In computer realm, a sector refers to a section of hard drive that records your data. So when you detect bad sectors in your hard drive, what does it mean? What should you do then? This article will delve into bad sectors and offer you some advice.
So-called bad sectors are the corrupted areas on your hard drive, which can no longer be read from or written to. That is to say, they are completely useless. At times, you may find out that even though there are bad sectors on your drive, the drive still can keep going as usual. However, too many bad sectors can make great negative impact on your drive, like weakening the drive’s memory capacity. With time going by, your drive can go belly up thoroughly. So don’t look down upon the bad sectors.
Beware of Failing Hard Drives
Actually, a few sectors cannot lead to hard drive death. But if you find new bad sectors continually, such as one bad sector every week, it usually means that your hard drive is gradually failing. At this point, you have to enhance your vigilance. The first and most urgent measure must be making a backup for your data, which will come in handy. For example, if you have a great deal of significant data in your Outlook mails, you should make a copy of your Outlook files on another data storage device. Thereby, even though your hard drive breaks down, you still can retrieve the corrupted Outlook mail from backups with ease.

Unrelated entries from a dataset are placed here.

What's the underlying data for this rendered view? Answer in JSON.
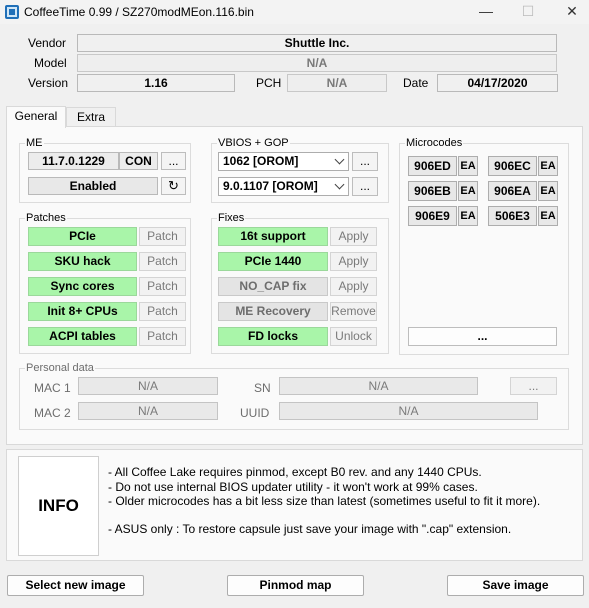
{
  "window": {
    "title": "CoffeeTime 0.99  /  SZ270modMEon.116.bin",
    "minimize": "—",
    "maximize": "☐",
    "close": "✕"
  },
  "info": {
    "vendor_label": "Vendor",
    "vendor": "Shuttle Inc.",
    "model_label": "Model",
    "model": "N/A",
    "version_label": "Version",
    "version": "1.16",
    "pch_label": "PCH",
    "pch": "N/A",
    "date_label": "Date",
    "date": "04/17/2020"
  },
  "tabs": [
    {
      "label": "General",
      "active": true
    },
    {
      "label": "Extra",
      "active": false
    }
  ],
  "me": {
    "title": "ME",
    "version": "11.7.0.1229",
    "type": "CON",
    "more": "...",
    "state": "Enabled",
    "refresh_icon": "↻"
  },
  "vbios": {
    "title": "VBIOS + GOP",
    "vbios_value": "1062 [OROM]",
    "gop_value": "9.0.1107 [OROM]",
    "more1": "...",
    "more2": "..."
  },
  "microcodes": {
    "title": "Microcodes",
    "items": [
      {
        "id": "906ED",
        "tag": "EA"
      },
      {
        "id": "906EC",
        "tag": "EA"
      },
      {
        "id": "906EB",
        "tag": "EA"
      },
      {
        "id": "906EA",
        "tag": "EA"
      },
      {
        "id": "906E9",
        "tag": "EA"
      },
      {
        "id": "506E3",
        "tag": "EA"
      }
    ],
    "more": "..."
  },
  "patches": {
    "title": "Patches",
    "items": [
      {
        "name": "PCIe",
        "action": "Patch"
      },
      {
        "name": "SKU hack",
        "action": "Patch"
      },
      {
        "name": "Sync cores",
        "action": "Patch"
      },
      {
        "name": "Init 8+ CPUs",
        "action": "Patch"
      },
      {
        "name": "ACPI tables",
        "action": "Patch"
      }
    ]
  },
  "fixes": {
    "title": "Fixes",
    "items": [
      {
        "name": "16t support",
        "action": "Apply"
      },
      {
        "name": "PCIe 1440",
        "action": "Apply"
      },
      {
        "name": "NO_CAP fix",
        "action": "Apply"
      },
      {
        "name": "ME Recovery",
        "action": "Remove"
      },
      {
        "name": "FD locks",
        "action": "Unlock"
      }
    ]
  },
  "personal": {
    "title": "Personal data",
    "mac1_label": "MAC 1",
    "mac1": "N/A",
    "mac2_label": "MAC 2",
    "mac2": "N/A",
    "sn_label": "SN",
    "sn": "N/A",
    "uuid_label": "UUID",
    "uuid": "N/A",
    "more": "..."
  },
  "notes": {
    "label": "INFO",
    "lines": [
      "- All Coffee Lake requires pinmod, except B0 rev. and any 1440 CPUs.",
      "- Do not use internal BIOS updater utility - it won't work at 99% cases.",
      "- Older microcodes has a bit less size than latest (sometimes useful to fit it more).",
      "- ASUS only : To restore capsule just save your image with \".cap\" extension."
    ]
  },
  "actions": {
    "select": "Select new image",
    "pinmod": "Pinmod map",
    "save": "Save image"
  },
  "colors": {
    "enabled_green": "#a9f5a9",
    "window_bg": "#f0f0f0",
    "panel_bg": "#fafafa"
  }
}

Types of Bad Sectors
Bad sectors can be divided into two kinds according to the varying ways that they get created. One is hard bad sector, which gets damaged due to physical damages, such as shock, bump, or even a dust on the drive. The other one is the soft bad sector, which usually suffers a logical problem. In general, the operating system can easily find out this kind of sectors by checking their error correction code, which usually cannot match the information initially written to them.
Exact Results from Bad Sectors
As mentioned above, a few bad sectors aren’t fatal. More specifically, if the sector is doesn’t carry data when it gets bad, the computer operating system will just overlook them. But provided that the bad sector contains data when it goes bad, the data will get damaged or even ruined. The worst scenario must be that your system files are on the bad sectors. In this case, the whole operating system will go on strike.
How to Fix Bad Sectors
Fortunately, a majority of operating systems come packed with built-in tools that can scan and diagnose your hard drive for errors. In an instance of Windows, the utility is called CHKDSK. It will recognize and try its best to repair the bad sectors. Generally speaking, these utilities can repair the soft bad sectors. Even if they fail to fix the corrupt sectors, operating system can mark the spots as bad and will never write data to them.
Shirley Zhang is a data recovery expert in DataNumen, Inc., which is the world leader in data recovery technologies, including repair SQL Server mdf file damage and outlook repair software products. For more information visit www.datanumen.com